--- Task statement ---
Please write out the whole listing that follows exactly; the pictures stay out.

--- Data extracts ---
········
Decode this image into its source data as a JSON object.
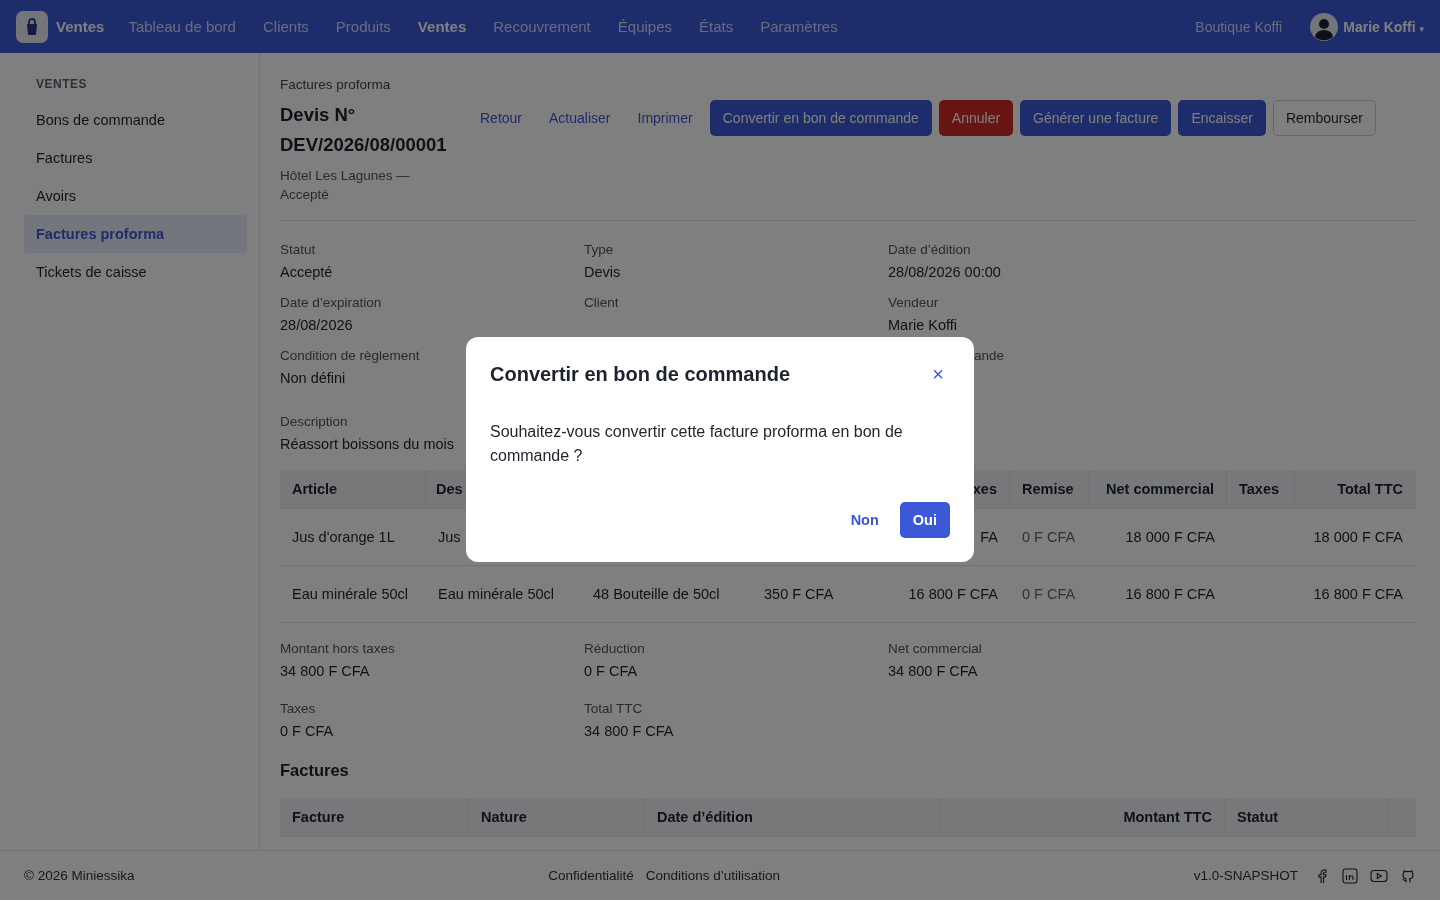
{
  "nav": {
    "brand": "Ventes",
    "items": [
      {
        "label": "Tableau de bord",
        "selected": false
      },
      {
        "label": "Clients",
        "selected": false
      },
      {
        "label": "Produits",
        "selected": false
      },
      {
        "label": "Ventes",
        "selected": true
      },
      {
        "label": "Recouvrement",
        "selected": false
      },
      {
        "label": "Équipes",
        "selected": false
      },
      {
        "label": "États",
        "selected": false
      },
      {
        "label": "Paramètres",
        "selected": false
      }
    ],
    "shop": "Boutique Koffi",
    "user": "Marie Koffi",
    "caret": "▾"
  },
  "sidebar": {
    "heading": "VENTES",
    "items": [
      {
        "label": "Bons de commande",
        "selected": false
      },
      {
        "label": "Factures",
        "selected": false
      },
      {
        "label": "Avoirs",
        "selected": false
      },
      {
        "label": "Factures proforma",
        "selected": true
      },
      {
        "label": "Tickets de caisse",
        "selected": false
      }
    ]
  },
  "breadcrumb": "Factures proforma",
  "title": "Devis N° DEV/2026/08/00001",
  "subtitle": "Hôtel Les Lagunes — Accepté",
  "actions": [
    {
      "label": "Retour",
      "kind": "link"
    },
    {
      "label": "Actualiser",
      "kind": "link"
    },
    {
      "label": "Imprimer",
      "kind": "link"
    },
    {
      "label": "Convertir en bon de commande",
      "kind": "primary"
    },
    {
      "label": "Annuler",
      "kind": "danger"
    },
    {
      "label": "Générer une facture",
      "kind": "primary"
    },
    {
      "label": "Encaisser",
      "kind": "primary"
    },
    {
      "label": "Rembourser",
      "kind": "outline"
    }
  ],
  "fields": [
    [
      {
        "label": "Statut",
        "value": "Accepté"
      },
      {
        "label": "Type",
        "value": "Devis"
      },
      {
        "label": "Date d’édition",
        "value": "28/08/2026 00:00"
      }
    ],
    [
      {
        "label": "Date d’expiration",
        "value": "28/08/2026"
      },
      {
        "label": "Client"
      },
      {
        "label": "Vendeur",
        "value": "Marie Koffi"
      }
    ],
    [
      {
        "label": "Condition de règlement",
        "value": "Non défini"
      },
      {
        "label": "ande"
      }
    ]
  ],
  "description": {
    "label": "Description",
    "value": "Réassort boissons du mois"
  },
  "lines": {
    "columns": [
      "Article",
      "Des",
      null,
      null,
      "xes",
      "Remise",
      "Net commercial",
      "Taxes",
      "Total TTC"
    ],
    "rows": [
      [
        "Jus d'orange 1L",
        "Jus",
        null,
        null,
        "FA",
        "0 F CFA",
        "18 000 F CFA",
        null,
        "18 000 F CFA"
      ],
      [
        "Eau minérale 50cl",
        "Eau minérale 50cl",
        "48 Bouteille de 50cl",
        "350 F CFA",
        "16 800 F CFA",
        "0 F CFA",
        "16 800 F CFA",
        null,
        "16 800 F CFA"
      ]
    ]
  },
  "totals": [
    [
      {
        "label": "Montant hors taxes",
        "value": "34 800 F CFA"
      },
      {
        "label": "Réduction",
        "value": "0 F CFA"
      },
      {
        "label": "Net commercial",
        "value": "34 800 F CFA"
      }
    ],
    [
      {
        "label": "Taxes",
        "value": "0 F CFA"
      },
      {
        "label": "Total TTC",
        "value": "34 800 F CFA"
      }
    ]
  ],
  "invoices": {
    "heading": "Factures",
    "columns": [
      "Facture",
      "Nature",
      "Date d’édition",
      "Montant TTC",
      "Statut"
    ]
  },
  "footer": {
    "copyright": "© 2026 Miniessika",
    "links": [
      "Confidentialité",
      "Conditions d’utilisation"
    ],
    "version": "v1.0-SNAPSHOT"
  },
  "dialog": {
    "title": "Convertir en bon de commande",
    "close": "×",
    "message": "Souhaitez-vous convertir cette facture proforma en bon de commande ?",
    "buttons": [
      {
        "label": "Non",
        "kind": "link"
      },
      {
        "label": "Oui",
        "kind": "primary"
      }
    ]
  }
}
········
--- Problem solution ---
Decode this image into its source data as a JSON object.
{
  "nav": {
    "brand": "Ventes",
    "items": [
      {
        "label": "Tableau de bord",
        "selected": false
      },
      {
        "label": "Clients",
        "selected": false
      },
      {
        "label": "Produits",
        "selected": false
      },
      {
        "label": "Ventes",
        "selected": true
      },
      {
        "label": "Recouvrement",
        "selected": false
      },
      {
        "label": "Équipes",
        "selected": false
      },
      {
        "label": "États",
        "selected": false
      },
      {
        "label": "Paramètres",
        "selected": false
      }
    ],
    "shop": "Boutique Koffi",
    "user": "Marie Koffi",
    "caret": "▾"
  },
  "sidebar": {
    "heading": "VENTES",
    "items": [
      {
        "label": "Bons de commande",
        "selected": false
      },
      {
        "label": "Factures",
        "selected": false
      },
      {
        "label": "Avoirs",
        "selected": false
      },
      {
        "label": "Factures proforma",
        "selected": true
      },
      {
        "label": "Tickets de caisse",
        "selected": false
      }
    ]
  },
  "breadcrumb": "Factures proforma",
  "title": "Devis N° DEV/2026/08/00001",
  "subtitle": "Hôtel Les Lagunes — Accepté",
  "actions": [
    {
      "label": "Retour",
      "kind": "link"
    },
    {
      "label": "Actualiser",
      "kind": "link"
    },
    {
      "label": "Imprimer",
      "kind": "link"
    },
    {
      "label": "Convertir en bon de commande",
      "kind": "primary"
    },
    {
      "label": "Annuler",
      "kind": "danger"
    },
    {
      "label": "Générer une facture",
      "kind": "primary"
    },
    {
      "label": "Encaisser",
      "kind": "primary"
    },
    {
      "label": "Rembourser",
      "kind": "outline"
    }
  ],
  "fields": [
    [
      {
        "label": "Statut",
        "value": "Accepté"
      },
      {
        "label": "Type",
        "value": "Devis"
      },
      {
        "label": "Date d’édition",
        "value": "28/08/2026 00:00"
      }
    ],
    [
      {
        "label": "Date d’expiration",
        "value": "28/08/2026"
      },
      {
        "label": "Client"
      },
      {
        "label": "Vendeur",
        "value": "Marie Koffi"
      }
    ],
    [
      {
        "label": "Condition de règlement",
        "value": "Non défini"
      },
      {
        "label": "ande"
      }
    ]
  ],
  "description": {
    "label": "Description",
    "value": "Réassort boissons du mois"
  },
  "lines": {
    "columns": [
      "Article",
      "Des",
      null,
      null,
      "xes",
      "Remise",
      "Net commercial",
      "Taxes",
      "Total TTC"
    ],
    "rows": [
      [
        "Jus d'orange 1L",
        "Jus",
        null,
        null,
        "FA",
        "0 F CFA",
        "18 000 F CFA",
        null,
        "18 000 F CFA"
      ],
      [
        "Eau minérale 50cl",
        "Eau minérale 50cl",
        "48 Bouteille de 50cl",
        "350 F CFA",
        "16 800 F CFA",
        "0 F CFA",
        "16 800 F CFA",
        null,
        "16 800 F CFA"
      ]
    ]
  },
  "totals": [
    [
      {
        "label": "Montant hors taxes",
        "value": "34 800 F CFA"
      },
      {
        "label": "Réduction",
        "value": "0 F CFA"
      },
      {
        "label": "Net commercial",
        "value": "34 800 F CFA"
      }
    ],
    [
      {
        "label": "Taxes",
        "value": "0 F CFA"
      },
      {
        "label": "Total TTC",
        "value": "34 800 F CFA"
      }
    ]
  ],
  "invoices": {
    "heading": "Factures",
    "columns": [
      "Facture",
      "Nature",
      "Date d’édition",
      "Montant TTC",
      "Statut"
    ]
  },
  "footer": {
    "copyright": "© 2026 Miniessika",
    "links": [
      "Confidentialité",
      "Conditions d’utilisation"
    ],
    "version": "v1.0-SNAPSHOT"
  },
  "dialog": {
    "title": "Convertir en bon de commande",
    "close": "×",
    "message": "Souhaitez-vous convertir cette facture proforma en bon de commande ?",
    "buttons": [
      {
        "label": "Non",
        "kind": "link"
      },
      {
        "label": "Oui",
        "kind": "primary"
      }
    ]
  }
}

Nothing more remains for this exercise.